1984.The first year I remember watching the Olympic Games. While I am sure I watched more than gymnastics, but gymnastics is what I remember. The seven women on the USA Gymnastics Team inspired the young athlete in me.
By the time the ’84 Olympics started I was 8 years old and already participating in gymnastics, but after watching Mary Lou Retton and Julianne McNamara win golds in the All Around competition and on the uneven bars I was motivated for more. I wanted to be them!
That fall, when school was back in session, I bought a poster of the 1984 Women’s Gymnastics Team at my school book fair. The poster never adorned my walls; I put it to much better use than that. On the weekends I would take the poster outside, open it up, set it on the grass and mimic the poses of the gymnasts one by one. I pretended I was Mary Lou Retton, Julianne McNamara, Kathy Johnson and Tracy Talavera over and over again until the poster slowly started falling apart.
Over the years I continued participating in gymnastics but despite my love for the sport, at 5’6” in junior high and not nearly enough fearlessness to be great, I learned that the gymnastics was not destined for me. I was okay because around this time the ’88 Olympics rolled around and so did Jackie Joyner-Kersee! During these Summer Games she won gold in both the heptathlon and the long jump and set a new heptathlon world record. She quickly became my new sport hero.
I will always be thankful for the 1984 USA Olympic Gymnastics Team as they kick started my love for athletics but I am truly grateful for Jackie Joyner-Kersee. She introduced me to track and field, ignited a passion for running and changed my life forever.

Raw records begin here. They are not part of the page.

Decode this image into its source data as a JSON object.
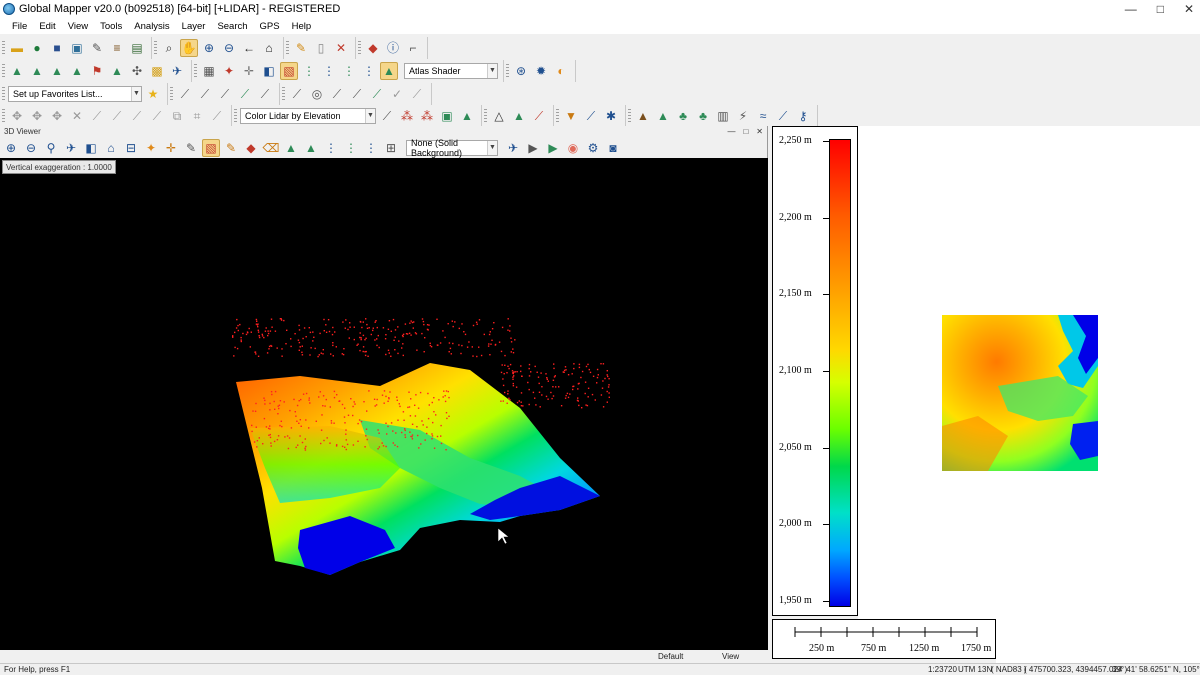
{
  "window": {
    "title": "Global Mapper v20.0 (b092518) [64-bit] [+LIDAR] - REGISTERED",
    "controls": [
      "—",
      "□",
      "✕"
    ]
  },
  "menu": [
    "File",
    "Edit",
    "View",
    "Tools",
    "Analysis",
    "Layer",
    "Search",
    "GPS",
    "Help"
  ],
  "toolbar": {
    "shader_combo": "Atlas Shader",
    "favorites_combo": "Set up Favorites List...",
    "lidar_color_combo": "Color Lidar by Elevation"
  },
  "viewer": {
    "title": "3D Viewer",
    "controls": [
      "—",
      "□",
      "✕"
    ],
    "background_combo": "None (Solid Background)",
    "vertical_exaggeration": "Vertical exaggeration : 1.0000",
    "status_left": "Default",
    "status_right": "View"
  },
  "legend": {
    "labels": [
      "2,250 m",
      "2,200 m",
      "2,150 m",
      "2,100 m",
      "2,050 m",
      "2,000 m",
      "1,950 m"
    ],
    "values": [
      2250,
      2200,
      2150,
      2100,
      2050,
      2000,
      1950
    ],
    "colors": {
      "high": "#ff0000",
      "mid_high": "#ff9f00",
      "mid": "#ffd800",
      "mid_low": "#00d84a",
      "low": "#0000e6"
    }
  },
  "scale_bar": {
    "labels": [
      "250 m",
      "750 m",
      "1250 m",
      "1750 m"
    ]
  },
  "status": {
    "help": "For Help, press F1",
    "scale": "1:23720",
    "projection": "UTM 13N",
    "datum": "( NAD83 )",
    "coords": "( 475700.323, 4394457.024 )",
    "latlon": "39° 41' 58.6251\" N, 105° 17'"
  }
}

At 40 I don’t dream of making the Olympic team like I did when I was 8 years old, but I do still dream. You are never too old to be inspired by greatness. I look forward to seeing who captures my heart in Rio during the 2016 Games.